The Raspberry Pi comes with a default user called “pi”, whose initial password is also set to a well known default. While this makes it easy to use the system, it is not very secure. Anyone with physical access to your Pi could login with these widely known credentials. Furthermore, if you have enabled the SSH server, users on the local network could do the same.
Even if you have changed the “pi” user password, just having a user name that is universally known is still a security risk. The following article explains how to safely rename the “pi” user to something more secure. This article was last updated on 31st May 2020 and tested with Raspbian (Raspios) Buster release 27/5/2020. Continue reading →
This article was rewritten and updated on 9th April 2017.
BT is a popular Internet service provider in the UK. BT subscribers receive a free router called the “BT Home Hub“. A new model of Home Hub is launched every few years, and as BT never takes the old ones back, many people have an old Hub tucked away somewhere, gathering dust.

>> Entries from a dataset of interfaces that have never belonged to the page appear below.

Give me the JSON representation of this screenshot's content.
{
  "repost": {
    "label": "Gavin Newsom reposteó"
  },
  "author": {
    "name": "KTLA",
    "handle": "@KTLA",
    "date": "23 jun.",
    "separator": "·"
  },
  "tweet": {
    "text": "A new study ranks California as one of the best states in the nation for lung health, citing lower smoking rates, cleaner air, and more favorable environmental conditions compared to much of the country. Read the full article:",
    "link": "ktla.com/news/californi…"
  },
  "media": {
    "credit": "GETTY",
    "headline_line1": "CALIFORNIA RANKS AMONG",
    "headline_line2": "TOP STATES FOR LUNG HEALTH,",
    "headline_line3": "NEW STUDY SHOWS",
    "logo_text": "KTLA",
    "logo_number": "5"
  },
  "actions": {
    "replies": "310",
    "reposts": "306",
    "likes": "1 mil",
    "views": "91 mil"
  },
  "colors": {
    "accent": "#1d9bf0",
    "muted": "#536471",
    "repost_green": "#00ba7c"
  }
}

This post explains how to convert an old BT Home Hub 5.0 or Home Hub 4.0 into a second wireless access point (“AP”) on your network, strengthening and extending the wireless signal around your home or office. Although the details are for those routers, the basic procedure works for other BT and perhaps non-BT routers. In particular, notes have been included for the BT Home Hub 3.0 and the now ancient Home Hub 1.0 – these are indented and written in italics. Many users have also had success in reusing Home Hub models 2.0 and 6.0 (BT’s latest router, also known as the Smart Hub). Continue reading →
Having problems logging into WordPress ? It’s a tricky area, with a seemingly endless list of problems, causes and recommendations. In my case, the “login” link would hang before even asking for a user name or password. The browser window would eventually give up saying “no response from server”. The blog was up and healthy, but logging in as admin (or any other user) was not possible. Continue reading →
This post may be of interest to UK users who own both a BT Home Hub 3 router and a WD TV Live media streamer. Both are Linux based systems, but getting one to work with the other can be a bit of a challenge.
The USB port on the back of the Home Hub 3 can be used to share storage over the network. Plug in a disk or memory stick, and it is automatically shared out as a windows share. Using a large capacity memory stick offers the possibility of NAS like, always-on access to your media files from any connected device. Low power consumption too. This post explains how access the USB connected drive from the WD TV Live. Continue reading →
Running sshd in the foreground can be an effective way to debug ssh problems. In the following example, a user was unable to access a remote system using ssh keys. Running sshd in debug mode provided a quick resolution. Both source and target systems were Solaris, but the same method applies equally to Linux. Continue reading →